▸ **Records shown**
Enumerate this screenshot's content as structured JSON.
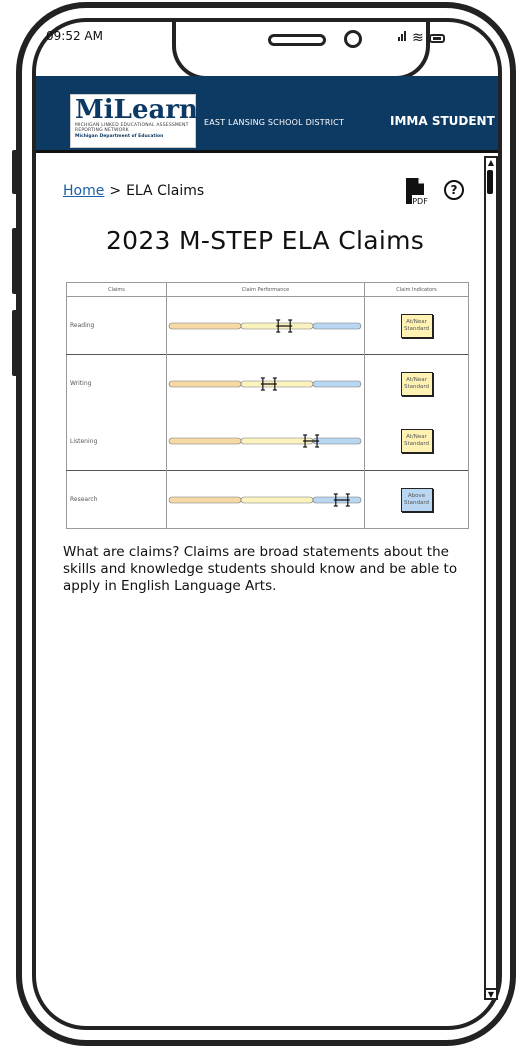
{
  "status_bar": {
    "time": "09:52 AM"
  },
  "header": {
    "logo_text": "MiLearn",
    "logo_subtitle": "MICHIGAN LINKED EDUCATIONAL ASSESSMENT REPORTING NETWORK",
    "logo_department": "Michigan Department of Education",
    "district": "EAST LANSING SCHOOL DISTRICT",
    "user_name": "IMMA STUDENT"
  },
  "breadcrumb": {
    "home": "Home",
    "separator": ">",
    "current": "ELA Claims"
  },
  "toolbar": {
    "pdf_label": "PDF",
    "help_label": "?"
  },
  "page_title": "2023 M-STEP ELA Claims",
  "claims_table": {
    "headers": [
      "Claims",
      "Claim Performance",
      "Claim Indicators"
    ],
    "rows": [
      {
        "name": "Reading",
        "performance": 0.6,
        "indicator_line1": "At/Near",
        "indicator_line2": "Standard",
        "indicator_color": "#fff2b3"
      },
      {
        "name": "Writing",
        "performance": 0.52,
        "indicator_line1": "At/Near",
        "indicator_line2": "Standard",
        "indicator_color": "#fff2b3"
      },
      {
        "name": "Listening",
        "performance": 0.74,
        "indicator_line1": "At/Near",
        "indicator_line2": "Standard",
        "indicator_color": "#fff2b3"
      },
      {
        "name": "Research",
        "performance": 0.9,
        "indicator_line1": "Above",
        "indicator_line2": "Standard",
        "indicator_color": "#b9d7f2"
      }
    ],
    "band_colors": {
      "below": "#f7d9a6",
      "near": "#fbf3bf",
      "above": "#b9d7f2"
    }
  },
  "description": "What are claims? Claims are broad statements about the skills and knowledge students should know and be able to apply in English Language Arts."
}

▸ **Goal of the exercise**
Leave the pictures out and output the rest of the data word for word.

▸ **Response**
Enumerate this screenshot's content as structured JSON.
{
  "status_bar": {
    "time": "09:52 AM"
  },
  "header": {
    "logo_text": "MiLearn",
    "logo_subtitle": "MICHIGAN LINKED EDUCATIONAL ASSESSMENT REPORTING NETWORK",
    "logo_department": "Michigan Department of Education",
    "district": "EAST LANSING SCHOOL DISTRICT",
    "user_name": "IMMA STUDENT"
  },
  "breadcrumb": {
    "home": "Home",
    "separator": ">",
    "current": "ELA Claims"
  },
  "toolbar": {
    "pdf_label": "PDF",
    "help_label": "?"
  },
  "page_title": "2023 M-STEP ELA Claims",
  "claims_table": {
    "headers": [
      "Claims",
      "Claim Performance",
      "Claim Indicators"
    ],
    "rows": [
      {
        "name": "Reading",
        "performance": 0.6,
        "indicator_line1": "At/Near",
        "indicator_line2": "Standard",
        "indicator_color": "#fff2b3"
      },
      {
        "name": "Writing",
        "performance": 0.52,
        "indicator_line1": "At/Near",
        "indicator_line2": "Standard",
        "indicator_color": "#fff2b3"
      },
      {
        "name": "Listening",
        "performance": 0.74,
        "indicator_line1": "At/Near",
        "indicator_line2": "Standard",
        "indicator_color": "#fff2b3"
      },
      {
        "name": "Research",
        "performance": 0.9,
        "indicator_line1": "Above",
        "indicator_line2": "Standard",
        "indicator_color": "#b9d7f2"
      }
    ],
    "band_colors": {
      "below": "#f7d9a6",
      "near": "#fbf3bf",
      "above": "#b9d7f2"
    }
  },
  "description": "What are claims? Claims are broad statements about the skills and knowledge students should know and be able to apply in English Language Arts."
}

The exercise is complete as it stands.